The EP is a very fascinating institution, even more so for a social scientist. There are so many things one could research on, from an anthropological study of the different casts’ social relations (MEPs, assistants, staff and stagiaires) to how national politics are being uploaded to the EP level; or perhaps a study on different fashion trends in the EP? What I am researching in my project is how the international ambitions of the MEPs translated into practice. At this moment I am working on what they call inter-parliamentary delegations and their role and how they developed in the last 30 years. But today the subject of my blog post is not related to my research. It is more related to my political activism. As a Greek living in Germany I am very sensitive to the stigmatization that both Greek and German media (to a large extend supported a part of the political elite) have created against the other. I was in Strasbourg this week for the plenary; I decided to give you an example of how national politics are being played out in the EP.
Greece happens to have the presidency of the Council of the EU for the next 5 months. Therefore, the Vice-President of the Greek government Evangelos Venizelos (President of PASOK) was in the EP to represent the Council in front of the Parliament. He also claims to be a Social Democrat – hence there was a speech before the S&D group of the EP. It is no secret that Greece has been in trouble for some years now and that the current government, a coalition between the conservatives and the “social-democrats” of PASOK, has implemented some very harsh reforms that have entirely destroyed the welfare state in Greece. This had dramatic consequences not only economically but also socially as we have witnessed the rise of Nazis in Greece. At the same time, the two traditional Greek parties (the ones in the coalition) have seen their percentages drop with the Social Democrats having the biggest loss. On the other side we have also seen the rise of the non-Communist left wing party Syriza and the appearance of another social-democratic party, the Democratic Left.
You might have heard that the Social-democrats all over Europe have a common candidate for the Head of the European Commission: Martin Schulz. This will probably come up in the election campaign; at least it is what they are trying to achieve. In Greece, the Democratic Left wants to join the S&D and will also support Schulz and has already made contact with the leadership of the S&D. With the European elections approaching and considering the very pessimistic polls for his party and the direct competition from the Democratic Left, Venizelos is under extreme pressure. Venizelos therefore came to discuss with Martin Schulz and Hannes Swoboda (leaders of the European social democrats) how they could ‘save’ Social Democracy in Greece. That meeting was not public, but Venizelos announced their decisions in front of the S&D MEPs on Tuesday night. He said that there is going to be a common electoral list of all parties that support Martin Schulz. How is that problematic? Well the Democratic Left understandably does not want to be associated with PASOK under any circumstances (to be honest I get them; PASOK is responsible for the situation in Greece) and is more likely to refuse that deal. For the Greek public PASOK has mutated into some kind of neo-liberal party, as most of its left-wing has left the party and I suppose that more are to leave. By making that announcement he wanted to a) threaten some of his own MEPs who might want to join the Democratic Left and b) discredit the democratic Left in the eyes of the leadership of the S&D by accusing them of being uncooperative and selfish. Hopefully, Swoboda and Schulz are not stupid. And in any case, rendez-vous after the elections.
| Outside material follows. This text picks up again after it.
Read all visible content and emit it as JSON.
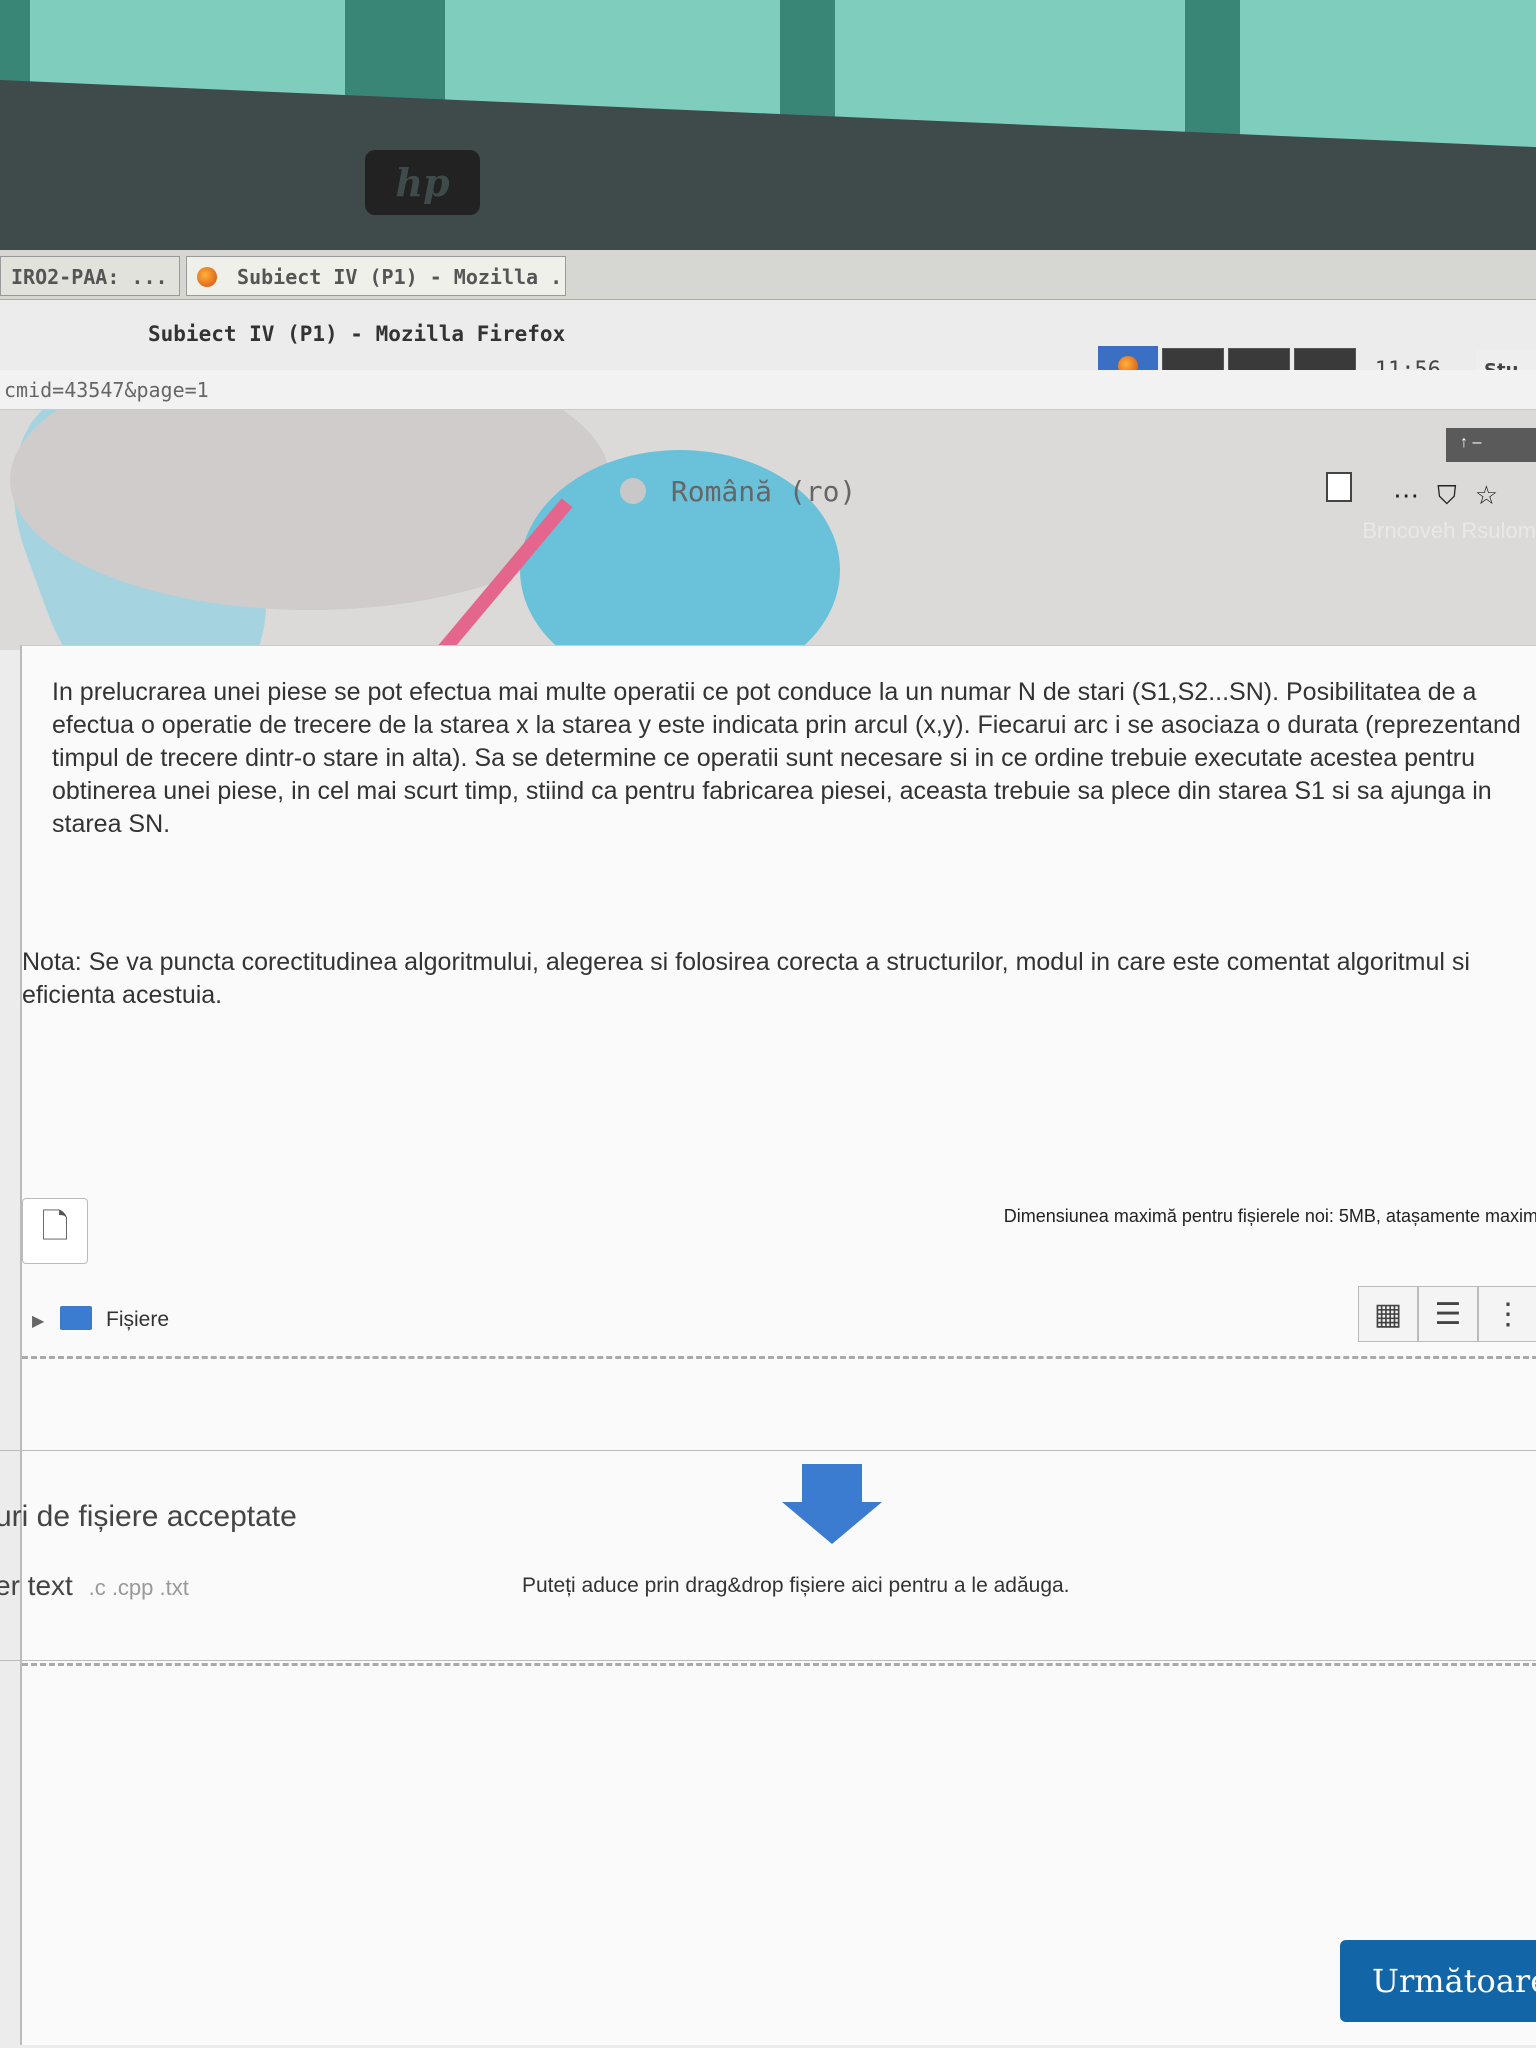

The second mistake of Venizelos during that meeting was to tell the head of the German S&D delegation that Greeks are not corrupted and that “if we look behind every major scandal in Greece there is a German company”. I suppose he said that because there were cameras in the room and he was probably talking to a Greek audience rather than to Mr Bullmann. In any case, this move is a sign of an incompetent politician who plays on the polarization between Greeks and Germans. He is no better than the Bildzeitung or Focus magazine. Right now I am seriously trying to be pull myself together because I am so furious with that guy. You cannot tell something like that to a German Social Democrat who is part of your political family and from my personal experience with German Social Democracy there is no discourse like “Greeks are corrupted”. On the one side you polarize the situation even more because to your Greek audience you are saying, “It’s not us it’s them.” On the other side you are making yourself not very likeable to your allies in Germany.
story is also sad because it shows a bit how politics are made in the EP. National considerations prevail, and most of the timespeechesare made toward you own national audience and not toward a European public. It makes me furious with the European political elite because the conservatives and PASOK are the parties they want to see in power; the same parties that brought on the crisis in the first place. And you end up seeing Greek politicians who hold discourses about the ‘corrupted Greek state’ when they were in power for the last 20 years! If we want a massive change in Greece, we need to remove all the political elites in power right now and replace them with young people.
Well, I guess I went a bit further away and shifted a bit toward Greece. In any case this is the kind of blog post you can expect from me. I hope you enjoyed it and see you soon!